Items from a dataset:
=== Section Start ===

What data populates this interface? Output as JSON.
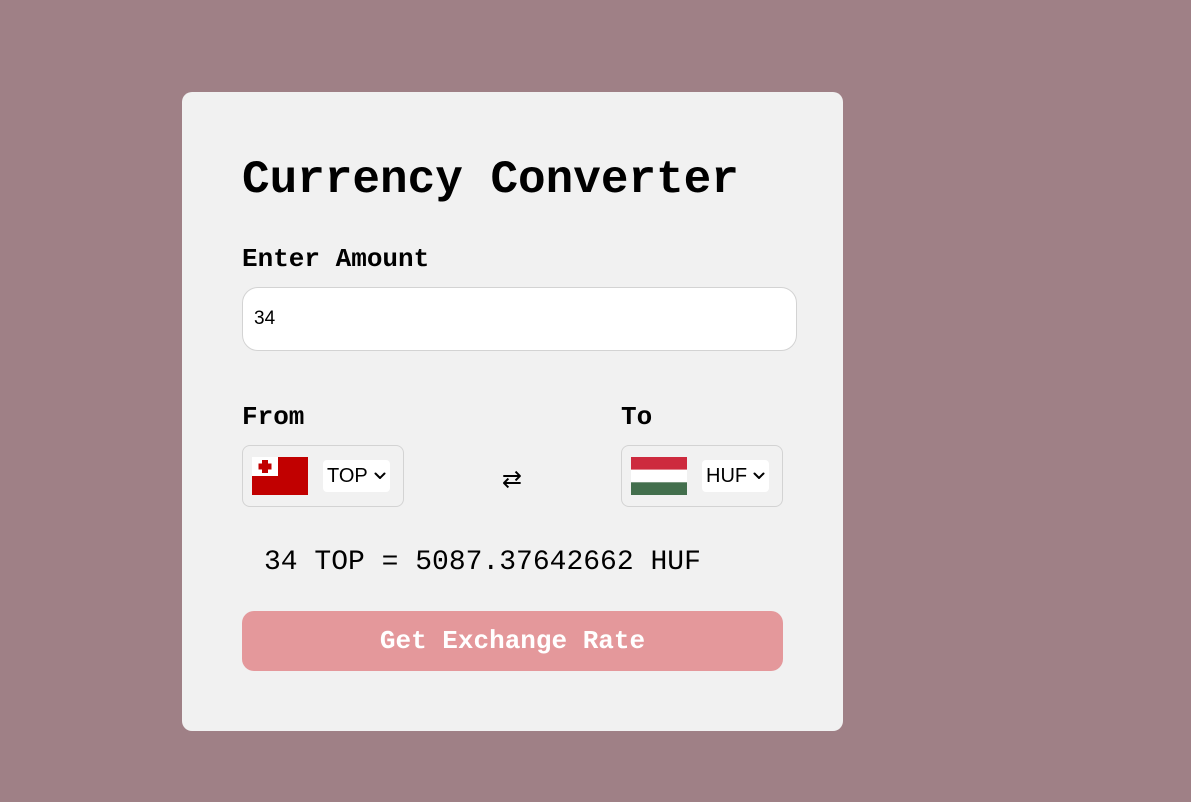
{
  "page": {
    "background_color": "#9f8086",
    "card_color": "#f1f1f1"
  },
  "converter": {
    "title": "Currency Converter",
    "amount_label": "Enter Amount",
    "amount_value": "34",
    "from_label": "From",
    "to_label": "To",
    "from_currency": "TOP",
    "to_currency": "HUF",
    "from_flag_icon": "tonga-flag-icon",
    "to_flag_icon": "hungary-flag-icon",
    "swap_icon_glyph": "⇄",
    "result_text": "34 TOP = 5087.37642662 HUF",
    "button_label": "Get Exchange Rate",
    "button_color": "#e4989b"
  }
}
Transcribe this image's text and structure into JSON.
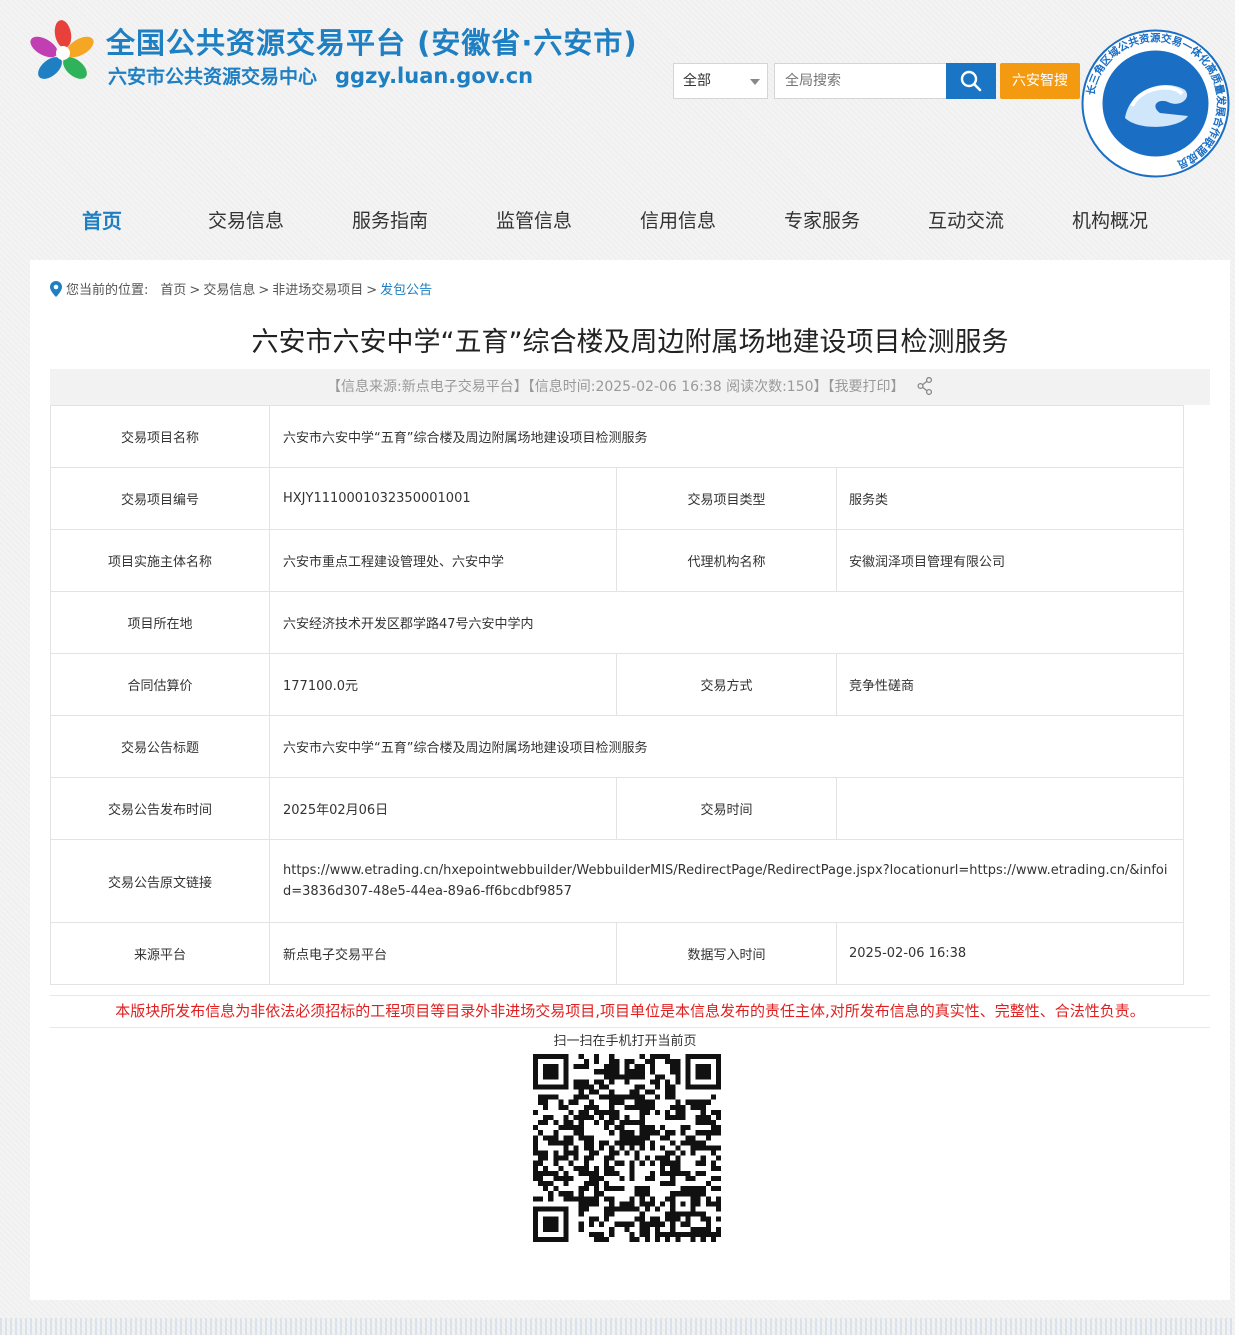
{
  "header": {
    "title": "全国公共资源交易平台 (安徽省·六安市)",
    "subtitle": "六安市公共资源交易中心",
    "domain": "ggzy.luan.gov.cn",
    "scope_select": "全部",
    "search_placeholder": "全局搜索",
    "smart_search_label": "六安智搜",
    "brand_color": "#1e7fc2",
    "accent_color": "#f39a11",
    "seal_text": "长三角区域公共资源交易一体化高质量发展合作联盟成员"
  },
  "nav": {
    "items": [
      {
        "label": "首页",
        "active": true
      },
      {
        "label": "交易信息"
      },
      {
        "label": "服务指南"
      },
      {
        "label": "监管信息"
      },
      {
        "label": "信用信息"
      },
      {
        "label": "专家服务"
      },
      {
        "label": "互动交流"
      },
      {
        "label": "机构概况"
      }
    ]
  },
  "breadcrumb": {
    "prefix": "您当前的位置:",
    "items": [
      "首页",
      "交易信息",
      "非进场交易项目"
    ],
    "current": "发包公告"
  },
  "article": {
    "title": "六安市六安中学“五育”综合楼及周边附属场地建设项目检测服务",
    "meta": "【信息来源:新点电子交易平台】【信息时间:2025-02-06 16:38   阅读次数:150】【我要打印】"
  },
  "info_table": {
    "project_name_label": "交易项目名称",
    "project_name": "六安市六安中学“五育”综合楼及周边附属场地建设项目检测服务",
    "project_code_label": "交易项目编号",
    "project_code": "HXJY1110001032350001001",
    "project_type_label": "交易项目类型",
    "project_type": "服务类",
    "owner_label": "项目实施主体名称",
    "owner": "六安市重点工程建设管理处、六安中学",
    "agency_label": "代理机构名称",
    "agency": "安徽润泽项目管理有限公司",
    "location_label": "项目所在地",
    "location": "六安经济技术开发区郡学路47号六安中学内",
    "price_label": "合同估算价",
    "price": "177100.0元",
    "method_label": "交易方式",
    "method": "竞争性磋商",
    "notice_title_label": "交易公告标题",
    "notice_title": "六安市六安中学“五育”综合楼及周边附属场地建设项目检测服务",
    "publish_time_label": "交易公告发布时间",
    "publish_time": "2025年02月06日",
    "trade_time_label": "交易时间",
    "trade_time": "",
    "source_link_label": "交易公告原文链接",
    "source_link": "https://www.etrading.cn/hxepointwebbuilder/WebbuilderMIS/RedirectPage/RedirectPage.jspx?locationurl=https://www.etrading.cn/&infoid=3836d307-48e5-44ea-89a6-ff6bcdbf9857",
    "platform_label": "来源平台",
    "platform": "新点电子交易平台",
    "write_time_label": "数据写入时间",
    "write_time": "2025-02-06 16:38"
  },
  "disclaimer": "本版块所发布信息为非依法必须招标的工程项目等目录外非进场交易项目,项目单位是本信息发布的责任主体,对所发布信息的真实性、完整性、合法性负责。",
  "qr": {
    "caption": "扫一扫在手机打开当前页"
  }
}
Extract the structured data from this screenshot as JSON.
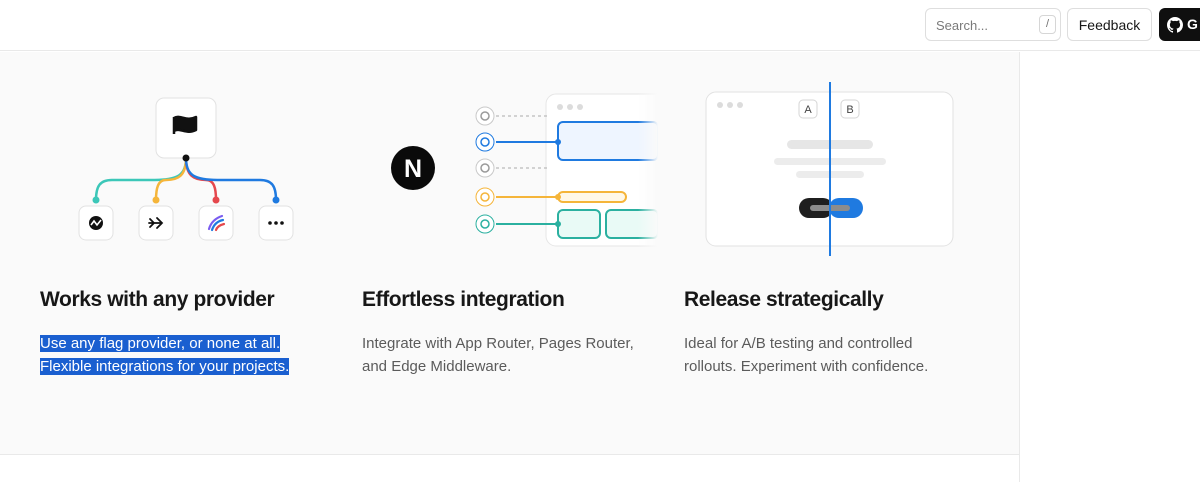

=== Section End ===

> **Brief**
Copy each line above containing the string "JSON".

> **Task answer**
What data populates this interface? Output as JSON.
Transcribe this image's text and structure into JSON.
Extract the structured data from this screenshot as JSON.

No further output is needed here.